What did Jesus mean with this analogy? The key is in understanding that He was responding to questions regarding His disciples following man’s religious traditions. Jesus is saying that the observance that He teaches can’t fit into the religious traditions of others. That following Him required a new understanding of faith. Trying to mix being His disciple with the religious traditions of man only results in a ripped garment or a burst wineskin. In today’s culture, we might very well say that trying to combine following Jesus with man’s system of religion can only result in the spiritual “blue screen of death.”
In the Hebrew culture that Jesus taught in, the way that a rabbi interpreted Scripture and how to obey it was called his “yoke.” It’s a metaphor to describe the burden or the weight of a rabbi’s teaching. Some added many rules and regulations; others many less. When choosing to follow a rabbi, the disciple would carefully seek to understand that rabbi’s yoke, because they would be expected to live according to it from that point forward.
Come to me, all who labor and are heavy laden, and I will give you rest. Take my yoke upon you, and learn from me, for I am gentle and lowly in heart, and you will find rest for your souls. For my yoke is easy, and my burden is light. Matthew 11:28-30 ESV
We know these verses well. You could probably quote them by memory. But deep down in your
heart, you probably wonder if they’re true. For most of us, being Jesus disciple isn’t all that easy. The burden we bear isn’t very light. We rarely feel rested because of it.
And that means that we’ve added things to what Jesus expects His disciples to do.
So what was Jesus’ yoke? If it’s what we are supposed to use as the guide for following Him; for interpreting Scripture; for walking with Him; what is it?
In Jesus day, a rabbi’s yoke was what that rabbi called the “greatest commandment.” It didn’t mean that rest of the Scriptures failed to be important. It just meant that all other commandments must be filtered through that “greatest commandment.”
A Pharisee came to Jesus seeking to learn what He taught as His greatest commandment. Jesus answered:
You shall love the Lord your God with all your heart and with all your soul and with all your mind. This is the great and first commandment. And a second is like it: You shall love your neighbor as yourself. On these two commandments depend all the Law and the Prophets. Matthew 22:37-38 ESV
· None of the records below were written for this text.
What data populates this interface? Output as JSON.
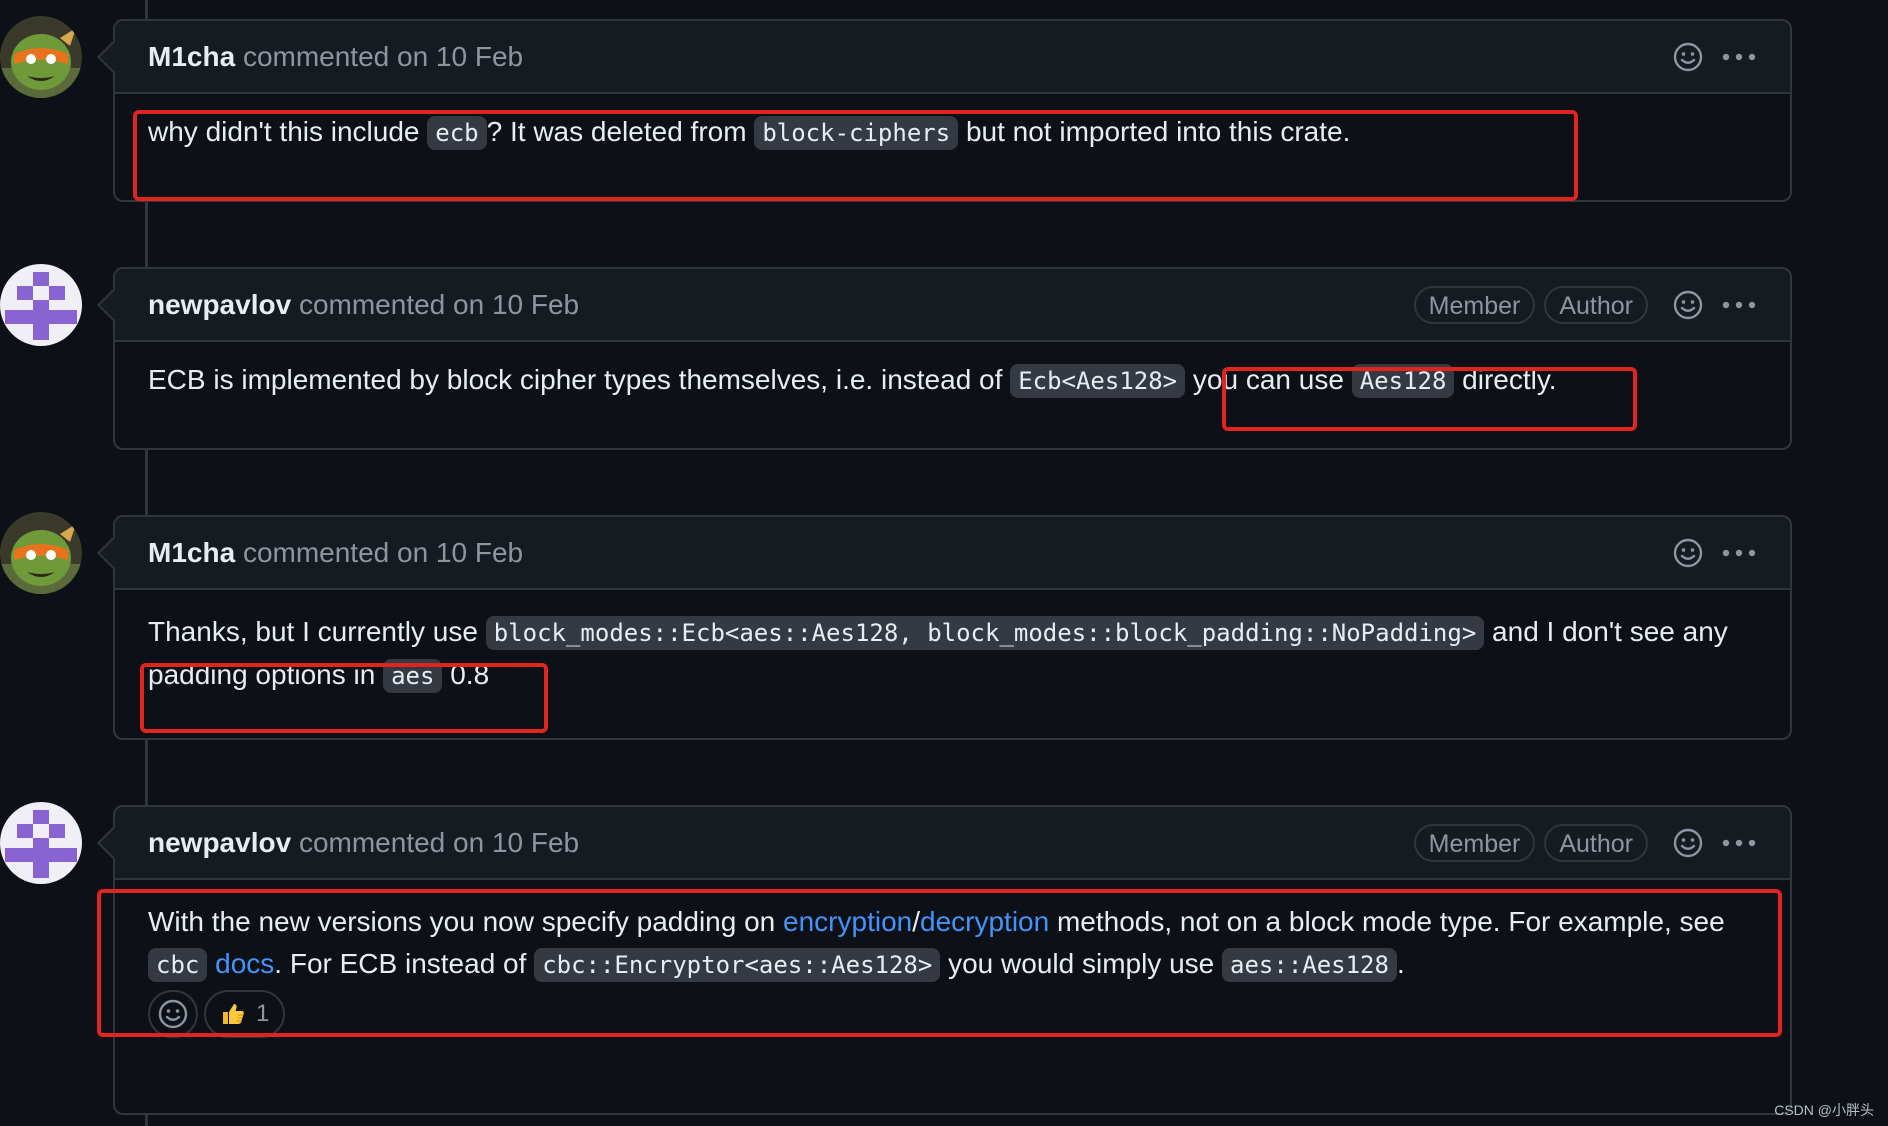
{
  "comments": [
    {
      "author": "M1cha",
      "action": "commented on 10 Feb",
      "badges": [],
      "body": [
        {
          "t": "why didn't this include "
        },
        {
          "c": "ecb"
        },
        {
          "t": "? It was deleted from "
        },
        {
          "c": "block-ciphers"
        },
        {
          "t": " but not imported into this crate."
        }
      ]
    },
    {
      "author": "newpavlov",
      "action": "commented on 10 Feb",
      "badges": [
        "Member",
        "Author"
      ],
      "body": [
        {
          "t": "ECB is implemented by block cipher types themselves, i.e. instead of "
        },
        {
          "c": "Ecb<Aes128>"
        },
        {
          "t": " you can use "
        },
        {
          "c": "Aes128"
        },
        {
          "t": " directly."
        }
      ]
    },
    {
      "author": "M1cha",
      "action": "commented on 10 Feb",
      "badges": [],
      "body": [
        {
          "t": "Thanks, but I currently use "
        },
        {
          "c": "block_modes::Ecb<aes::Aes128, block_modes::block_padding::NoPadding>"
        },
        {
          "t": " and I don't see any padding options in "
        },
        {
          "c": "aes"
        },
        {
          "t": " 0.8"
        }
      ]
    },
    {
      "author": "newpavlov",
      "action": "commented on 10 Feb",
      "badges": [
        "Member",
        "Author"
      ],
      "body": [
        {
          "t": "With the new versions you now specify padding on "
        },
        {
          "l": "encryption"
        },
        {
          "t": "/"
        },
        {
          "l": "decryption"
        },
        {
          "t": " methods, not on a block mode type. For example, see "
        },
        {
          "c": "cbc"
        },
        {
          "t": " "
        },
        {
          "l": "docs"
        },
        {
          "t": ". For ECB instead of "
        },
        {
          "c": "cbc::Encryptor<aes::Aes128>"
        },
        {
          "t": " you would simply use "
        },
        {
          "c": "aes::Aes128"
        },
        {
          "t": "."
        }
      ],
      "reactions": [
        {
          "emoji": "thumbs-up",
          "count": "1"
        }
      ]
    }
  ],
  "watermark": "CSDN @小胖头",
  "colors": {
    "background": "#0d1117",
    "header_background": "#161b22",
    "border": "#30363d",
    "text": "#e6edf3",
    "muted": "#8d96a0",
    "link": "#4493f8",
    "code_background": "#343942",
    "highlight": "#e0241e"
  }
}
Jesus initial answer was common in His day. Many rabbi’s taught that loving God will all of your heart, soul, mind, and strength – the Shema (Deuteronomy 6:4-9) – is the greatest commandment. But as He often did, Jesus changed things up just enough that His disciples would have seen something very profound in His answer. Jesus adds a second commandment to it, declaring that it held equal importance: love your neighbor as you love yourself.
Love God. Love others. That’s the heart of Scripture.
It doesn’t say study longer. It doesn’t say memorize more verses. It doesn’t say go on another mission trip. It doesn’t say give more in the offering. It doesn’t say fast. It doesn’t say join the choir.
Love God. Love others.
Don’t get me wrong. When we love God, we’ll want to spend time learning what He teaches more. It will lead to more time reading and memorizing the Word. If we love others, we will end up doing more to help them; giving more; sharing the Gospel more.
But these things come out of our love; not out of duty or religious ritual.
Sadly, many can’t fully grasp how profound and liberating Jesus’ yoke is. It seems too simple. So they add more and more to their lives in an effort to find that fulfillment and peace that can only come when we surrender ourselves over to love. Most of us have to crash before we can start over again.
Still, if you can allow yourself to step back, evaluate why you do what you do, you will find a freedom
and peace that you truly long for.
Go ahead. Reboot your “spiritual hard drive.” Take off the programs and files, and just start again.
Just love God, and love others.